From the bottom of my heart, thank you to The Mint Museum, thank you to Davidson College, and thank you to the wonderful Impact Fellow Program. This incredible opportunity has given me more than I could have hoped for in a first job and has better prepared me to take on the challenges of working for a nonprofit, and a cause that I believe in.

Prideful D.C.

Although D.C. Pride did not have the same uniquely perfect timing as the San Francisco and NYC (and others’) Pride weekends enjoyed – theirs inaugurated with the historical moment of marriage equality for all ushered into America last Friday – it nonetheless provided for a week of amazing Pride-ful presence across the nation’s capital. Granted, my experience of the Pride Week was undoubtedly enhanced by the fact that I work for an LGBTQ non-profit organization and thus was able to march in the parade, work a booth for the festival, and even visit two local schools to spread the good vibes and awareness to youth in D.C.

That week, I visited both Woodrow Wilson and Cardozo High School for their Pride Day Celebrations as a Trevor advocate – an experience that brought back warm memories of the various efforts and endeavors of the QSA (Queer Straight Alliance) from my own high school. The group was active and motivated when I was a student there – and hopefully still is – and my involvement in the QSA was paramount to the development of my interest in LGBTQ rights and advocacy, especially in relation to LGBTQ youth.
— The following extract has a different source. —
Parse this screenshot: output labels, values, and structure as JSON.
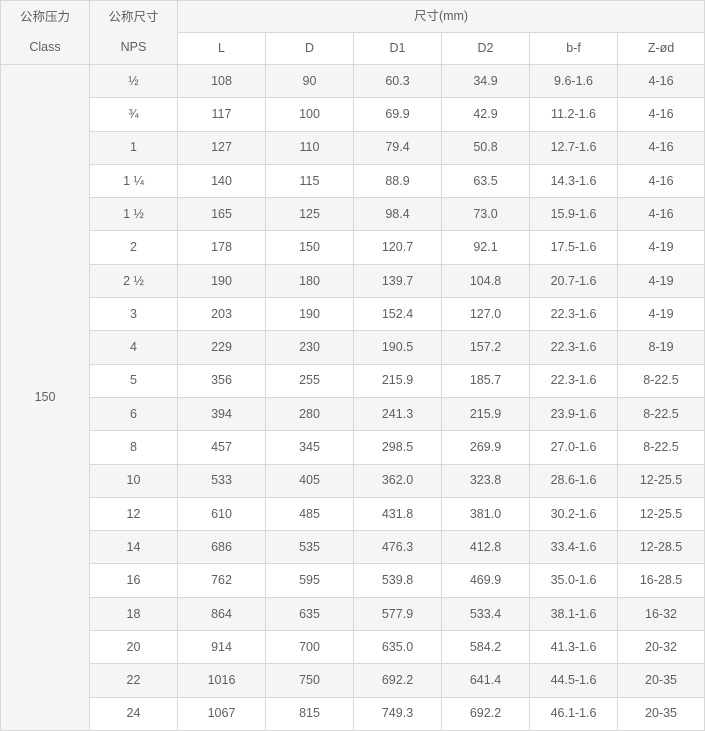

Generating ideas among a group of inspired teenagers, all working towards the same common ground, can be such a rewarding experience. I saw that same enthusiasm and interest expressed in students today at the event as groups of friends made their way over to the Trevor table and asked us questions about how to get involved and best protect their peers and themselves against the risks of suicidality and mental health issues.

I really enjoy working in the advocacy and public policy sphere of the Trevor Project. The work keeps me involved and attached to current LGBTQ politics and issues, even though I am not responsible for working the lifeline resource itself. I have such admiration and respect for the Trevor volunteers who spend their time serving on the lifeline and providing that vital support to the youth that need it most – and I’m honestly not sure if I could serve in that position myself, day in and day out. The stories we hear from the lifeline can be utterly devastating. But this opportunity today was unique and heart-warming in that I gained firsthand exposure, even if just for a couple hours, to the population of youth that we seek to support – and so many of them seemed genuinely interested in and thankful for the work that we do. I hope the young people in this country continue to hold onto that drive and inspiration.